I think I’ve made a strong case for how this shit is all the way crazy, but haven’t sold you on it being all the way racist yet. Fine, but what if I told you they stopped the vague Eastern mysticism to circle around two children while they performed an African dance for no reason, with no setup or explanation? You might say “nonsense,” or “You’re– y-you must be mistaking some common hip hop moves for Afric–“
Let me stop you right there, racist Karate apologist. Look at this:
Those kids are at the Zamunda consulate auditioning for Prince Akeem Joffer’s wedding. This is something that would get Rachel Dolezal to say, “A wonderful, enriching time was had by all at the Spokane Cultural Center.” Artistically speaking, this is like trying to whisper in your sleeping wife’s ear, “Karate can bring every culture in the world together,” but accidentally spraying a diarrhea swastika onto her biography of Martin Luther King, Jr. while you bite her ear off.
The last third of this tape is dance performances and awkward sparring matches demonstrating how ineffective Master Eastwest’s self-defense techniques are against even the gentlest untrained 8-year-olds. He watches silently from a rock as the children tug on one of the boys, not explaining if it’s a training drill or some kind of metaphor. If he turned around to grin at the camera and said, “This is absolutely a sex thing,” it would actually ease my mind a little.
It’s time to wrap up their musical self-defense VHS tape, so from a very normal place, the tender arms of her cave Karate teacher, a little Asian girl tells Master Eastwest, “I wanna be just like you when I grow up.”
Master Eastwest tells her, “You already are.”
She responds to this troubling insanity with the lack of surprise you can only get from untalented child actors and asks, “I am?”
“Yes,” he clarifies, before transporting her and all the kids into a forest where he has changed into his non-Karate clothes and a toupee.
Huh? He’s… got a secret identity? Or is this an innocent man who was only temporarily hosting the being known as Master Eastwest? The children are confused too. Was this his last act of Karate magic? Were they given drugs that are finally wearing off? Who made your wig, new guy? A New Jersey librarian’s back?
He tells the kids Master Eastwest also lives inside each one of them, but it comes across more like a warning or a curse than an inspiration they can take with them. Stripped of all his rainbows, dolphins, and baldness, these kids are starting to realize there’s something off about this Chinese-voiced white guy. “Surprise! Your first instincts were right! I’m an ordinary guy who is going to kill you!”

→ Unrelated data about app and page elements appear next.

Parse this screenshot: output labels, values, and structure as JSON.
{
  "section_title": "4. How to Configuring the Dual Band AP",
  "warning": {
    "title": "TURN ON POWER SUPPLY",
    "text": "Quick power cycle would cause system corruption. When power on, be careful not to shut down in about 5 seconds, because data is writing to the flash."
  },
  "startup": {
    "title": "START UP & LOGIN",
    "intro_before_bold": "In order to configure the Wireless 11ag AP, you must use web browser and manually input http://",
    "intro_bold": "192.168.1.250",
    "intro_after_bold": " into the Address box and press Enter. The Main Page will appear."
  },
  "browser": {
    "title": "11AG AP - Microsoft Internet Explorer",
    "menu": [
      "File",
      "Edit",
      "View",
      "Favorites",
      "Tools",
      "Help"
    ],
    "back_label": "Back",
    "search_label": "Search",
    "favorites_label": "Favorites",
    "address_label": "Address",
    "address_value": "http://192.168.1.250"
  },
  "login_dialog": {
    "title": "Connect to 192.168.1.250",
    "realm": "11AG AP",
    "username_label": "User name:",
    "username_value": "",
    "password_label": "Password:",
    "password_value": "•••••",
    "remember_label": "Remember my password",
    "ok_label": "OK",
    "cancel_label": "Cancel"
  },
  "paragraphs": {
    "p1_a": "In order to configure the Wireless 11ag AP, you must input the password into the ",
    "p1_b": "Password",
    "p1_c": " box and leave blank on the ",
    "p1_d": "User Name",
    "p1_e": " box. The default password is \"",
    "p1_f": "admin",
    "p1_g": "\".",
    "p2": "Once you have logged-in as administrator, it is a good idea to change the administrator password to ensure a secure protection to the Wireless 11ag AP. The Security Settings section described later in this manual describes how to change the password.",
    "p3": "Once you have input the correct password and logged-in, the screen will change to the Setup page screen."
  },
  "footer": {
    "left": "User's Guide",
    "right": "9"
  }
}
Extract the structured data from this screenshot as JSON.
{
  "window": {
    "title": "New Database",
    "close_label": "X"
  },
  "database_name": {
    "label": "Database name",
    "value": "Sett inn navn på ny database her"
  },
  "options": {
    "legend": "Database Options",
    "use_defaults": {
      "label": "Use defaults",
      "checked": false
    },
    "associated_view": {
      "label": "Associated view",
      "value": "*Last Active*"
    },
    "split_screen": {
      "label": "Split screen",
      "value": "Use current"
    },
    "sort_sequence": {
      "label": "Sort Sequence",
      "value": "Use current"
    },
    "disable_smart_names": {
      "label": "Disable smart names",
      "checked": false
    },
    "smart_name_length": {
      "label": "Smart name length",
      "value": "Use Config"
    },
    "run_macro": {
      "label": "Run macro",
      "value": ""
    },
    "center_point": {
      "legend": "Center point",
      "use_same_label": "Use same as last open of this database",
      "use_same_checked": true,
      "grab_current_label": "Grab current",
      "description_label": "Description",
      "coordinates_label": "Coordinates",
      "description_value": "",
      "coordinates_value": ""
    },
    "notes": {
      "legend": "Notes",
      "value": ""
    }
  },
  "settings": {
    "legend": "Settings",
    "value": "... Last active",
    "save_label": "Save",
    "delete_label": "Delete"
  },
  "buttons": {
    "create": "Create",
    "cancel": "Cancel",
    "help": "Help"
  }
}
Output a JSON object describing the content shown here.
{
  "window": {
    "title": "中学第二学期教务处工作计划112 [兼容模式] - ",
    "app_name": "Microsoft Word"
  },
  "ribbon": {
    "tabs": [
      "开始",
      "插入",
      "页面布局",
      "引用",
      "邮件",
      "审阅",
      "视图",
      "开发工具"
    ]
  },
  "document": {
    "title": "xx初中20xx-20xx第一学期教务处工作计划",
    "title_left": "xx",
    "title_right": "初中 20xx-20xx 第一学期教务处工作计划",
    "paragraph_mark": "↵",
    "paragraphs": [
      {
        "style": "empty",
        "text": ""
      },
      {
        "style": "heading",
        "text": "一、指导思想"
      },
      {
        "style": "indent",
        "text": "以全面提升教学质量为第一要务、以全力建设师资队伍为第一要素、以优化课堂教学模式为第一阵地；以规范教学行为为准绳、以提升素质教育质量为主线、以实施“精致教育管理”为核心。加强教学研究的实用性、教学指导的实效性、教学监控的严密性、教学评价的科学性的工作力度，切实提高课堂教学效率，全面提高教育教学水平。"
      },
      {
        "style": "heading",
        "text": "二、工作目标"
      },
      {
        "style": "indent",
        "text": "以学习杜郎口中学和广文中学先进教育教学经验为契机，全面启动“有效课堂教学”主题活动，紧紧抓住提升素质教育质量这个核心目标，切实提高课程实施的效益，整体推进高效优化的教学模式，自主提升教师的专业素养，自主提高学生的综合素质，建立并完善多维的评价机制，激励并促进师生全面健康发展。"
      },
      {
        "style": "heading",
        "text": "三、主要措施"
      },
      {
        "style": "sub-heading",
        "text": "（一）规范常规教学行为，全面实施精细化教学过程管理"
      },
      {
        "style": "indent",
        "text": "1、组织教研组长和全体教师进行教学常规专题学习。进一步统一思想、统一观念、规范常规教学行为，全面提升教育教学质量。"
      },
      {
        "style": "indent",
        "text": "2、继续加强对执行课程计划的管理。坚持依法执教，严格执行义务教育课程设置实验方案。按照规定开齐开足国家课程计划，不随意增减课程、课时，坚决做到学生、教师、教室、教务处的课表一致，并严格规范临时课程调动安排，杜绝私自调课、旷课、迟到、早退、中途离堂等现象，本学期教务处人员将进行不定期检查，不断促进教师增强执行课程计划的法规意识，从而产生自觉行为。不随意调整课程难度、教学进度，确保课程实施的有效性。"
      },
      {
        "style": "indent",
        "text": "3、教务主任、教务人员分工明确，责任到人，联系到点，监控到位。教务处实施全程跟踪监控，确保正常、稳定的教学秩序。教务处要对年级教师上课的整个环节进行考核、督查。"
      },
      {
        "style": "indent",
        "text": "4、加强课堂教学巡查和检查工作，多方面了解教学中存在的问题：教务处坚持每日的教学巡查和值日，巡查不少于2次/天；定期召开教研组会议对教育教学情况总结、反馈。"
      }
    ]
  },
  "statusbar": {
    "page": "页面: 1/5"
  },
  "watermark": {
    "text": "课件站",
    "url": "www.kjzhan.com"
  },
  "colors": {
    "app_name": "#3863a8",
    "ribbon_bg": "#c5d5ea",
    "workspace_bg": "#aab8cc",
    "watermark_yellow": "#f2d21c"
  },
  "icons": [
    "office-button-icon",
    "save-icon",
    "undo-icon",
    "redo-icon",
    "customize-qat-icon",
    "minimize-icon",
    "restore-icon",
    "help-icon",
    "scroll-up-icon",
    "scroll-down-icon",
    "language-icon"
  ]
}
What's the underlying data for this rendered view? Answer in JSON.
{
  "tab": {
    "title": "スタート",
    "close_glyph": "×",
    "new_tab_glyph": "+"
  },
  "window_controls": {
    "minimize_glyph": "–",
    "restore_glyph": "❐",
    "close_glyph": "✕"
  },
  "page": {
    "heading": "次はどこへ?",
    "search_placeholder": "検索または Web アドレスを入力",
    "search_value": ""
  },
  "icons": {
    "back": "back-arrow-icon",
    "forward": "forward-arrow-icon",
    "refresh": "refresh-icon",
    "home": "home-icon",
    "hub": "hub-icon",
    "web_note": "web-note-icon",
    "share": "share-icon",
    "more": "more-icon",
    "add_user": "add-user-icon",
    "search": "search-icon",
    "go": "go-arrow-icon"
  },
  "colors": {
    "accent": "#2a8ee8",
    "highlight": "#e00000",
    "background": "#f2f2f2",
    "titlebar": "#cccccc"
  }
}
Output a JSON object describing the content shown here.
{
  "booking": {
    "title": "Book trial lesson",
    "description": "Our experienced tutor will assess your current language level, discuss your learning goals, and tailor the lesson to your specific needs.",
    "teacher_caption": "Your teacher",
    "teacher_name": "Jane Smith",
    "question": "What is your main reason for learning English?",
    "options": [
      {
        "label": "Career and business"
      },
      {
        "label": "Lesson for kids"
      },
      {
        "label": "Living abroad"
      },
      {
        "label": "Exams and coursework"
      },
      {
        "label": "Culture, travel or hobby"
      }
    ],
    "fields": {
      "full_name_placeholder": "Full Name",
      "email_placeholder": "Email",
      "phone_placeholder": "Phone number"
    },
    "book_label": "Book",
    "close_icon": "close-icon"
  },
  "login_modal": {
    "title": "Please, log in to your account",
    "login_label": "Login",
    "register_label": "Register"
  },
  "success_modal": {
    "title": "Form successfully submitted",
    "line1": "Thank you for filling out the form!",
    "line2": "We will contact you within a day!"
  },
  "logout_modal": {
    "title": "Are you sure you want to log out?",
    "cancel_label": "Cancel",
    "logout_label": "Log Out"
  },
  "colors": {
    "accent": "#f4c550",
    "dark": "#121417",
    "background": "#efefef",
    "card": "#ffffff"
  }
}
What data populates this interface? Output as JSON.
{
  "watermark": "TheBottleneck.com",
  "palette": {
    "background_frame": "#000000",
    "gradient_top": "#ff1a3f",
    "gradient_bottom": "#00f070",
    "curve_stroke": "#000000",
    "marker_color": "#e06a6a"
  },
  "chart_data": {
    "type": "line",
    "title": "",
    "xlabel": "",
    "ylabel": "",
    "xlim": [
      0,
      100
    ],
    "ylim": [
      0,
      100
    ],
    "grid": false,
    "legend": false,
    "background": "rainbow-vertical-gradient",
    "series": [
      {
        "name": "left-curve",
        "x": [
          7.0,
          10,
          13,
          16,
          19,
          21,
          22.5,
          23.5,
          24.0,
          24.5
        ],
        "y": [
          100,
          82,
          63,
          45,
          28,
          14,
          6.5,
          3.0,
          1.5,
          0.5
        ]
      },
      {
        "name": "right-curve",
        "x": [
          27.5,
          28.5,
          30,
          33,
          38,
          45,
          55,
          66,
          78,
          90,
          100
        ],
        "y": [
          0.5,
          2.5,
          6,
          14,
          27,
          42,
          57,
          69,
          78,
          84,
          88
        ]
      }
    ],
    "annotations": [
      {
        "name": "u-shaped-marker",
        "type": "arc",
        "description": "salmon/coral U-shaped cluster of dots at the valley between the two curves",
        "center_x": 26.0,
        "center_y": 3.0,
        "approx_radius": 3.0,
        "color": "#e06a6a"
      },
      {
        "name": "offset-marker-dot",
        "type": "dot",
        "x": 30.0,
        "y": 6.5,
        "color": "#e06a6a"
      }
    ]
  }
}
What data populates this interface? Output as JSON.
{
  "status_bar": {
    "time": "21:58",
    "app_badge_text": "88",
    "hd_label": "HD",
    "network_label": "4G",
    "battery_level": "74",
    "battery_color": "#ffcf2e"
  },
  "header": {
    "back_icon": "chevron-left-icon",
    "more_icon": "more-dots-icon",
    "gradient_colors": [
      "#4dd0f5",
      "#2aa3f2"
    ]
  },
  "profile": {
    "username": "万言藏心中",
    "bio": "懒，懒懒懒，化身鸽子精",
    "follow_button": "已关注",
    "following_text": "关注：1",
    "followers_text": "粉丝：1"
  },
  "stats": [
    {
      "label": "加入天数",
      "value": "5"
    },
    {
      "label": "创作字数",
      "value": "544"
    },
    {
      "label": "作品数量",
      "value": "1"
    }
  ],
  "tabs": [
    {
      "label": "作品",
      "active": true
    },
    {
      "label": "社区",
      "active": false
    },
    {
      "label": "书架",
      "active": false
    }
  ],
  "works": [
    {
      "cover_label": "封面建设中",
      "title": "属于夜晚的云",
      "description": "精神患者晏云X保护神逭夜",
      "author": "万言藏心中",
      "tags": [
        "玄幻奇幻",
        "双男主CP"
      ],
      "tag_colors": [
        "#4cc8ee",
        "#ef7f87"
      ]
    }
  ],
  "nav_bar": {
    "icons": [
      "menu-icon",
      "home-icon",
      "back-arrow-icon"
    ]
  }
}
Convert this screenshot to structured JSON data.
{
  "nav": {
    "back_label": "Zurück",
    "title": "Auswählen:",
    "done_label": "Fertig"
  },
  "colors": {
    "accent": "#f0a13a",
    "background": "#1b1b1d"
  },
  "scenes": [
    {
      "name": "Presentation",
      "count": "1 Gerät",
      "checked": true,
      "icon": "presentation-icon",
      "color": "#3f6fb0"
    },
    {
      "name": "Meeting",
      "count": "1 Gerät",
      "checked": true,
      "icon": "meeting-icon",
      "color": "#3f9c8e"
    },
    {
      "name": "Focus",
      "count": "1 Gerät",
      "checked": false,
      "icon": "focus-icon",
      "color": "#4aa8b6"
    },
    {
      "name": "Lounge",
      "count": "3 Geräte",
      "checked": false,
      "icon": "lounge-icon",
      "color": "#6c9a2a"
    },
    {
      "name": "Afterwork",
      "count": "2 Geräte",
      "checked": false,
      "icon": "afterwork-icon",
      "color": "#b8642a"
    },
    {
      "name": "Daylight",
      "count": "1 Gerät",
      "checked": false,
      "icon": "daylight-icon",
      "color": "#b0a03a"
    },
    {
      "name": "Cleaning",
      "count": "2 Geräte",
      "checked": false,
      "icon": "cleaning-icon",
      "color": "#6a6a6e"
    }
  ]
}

Whoever this man who was once Master Eastwest is, he looks like a police sketch of a driver who vanished with a full school bus. He’s dressed like he bought his outfit from a clerk at Party City who said, “Where did you find this? I thought they discontinued the ‘pedophile’ costume.” I have more questions, Rainbow Tribe Productions! Why did the plot call for this? To teach us anyone can decide to be a magical racist with lethal hands and feet even if they’re not allowed within 500 feet of a playground? To whom would that be a comfort? Is there a couple out there right now thinking, “Dernell left for that Karate video shoot 24 years ago. It’s weird he’s not back yet.”
This article is brought to you by our fine sponsor and Hot Dog Supreme, Lane Haygood: Also known as Master Northsouth, an offensive collection of stereotypes about Swedes and Chileans.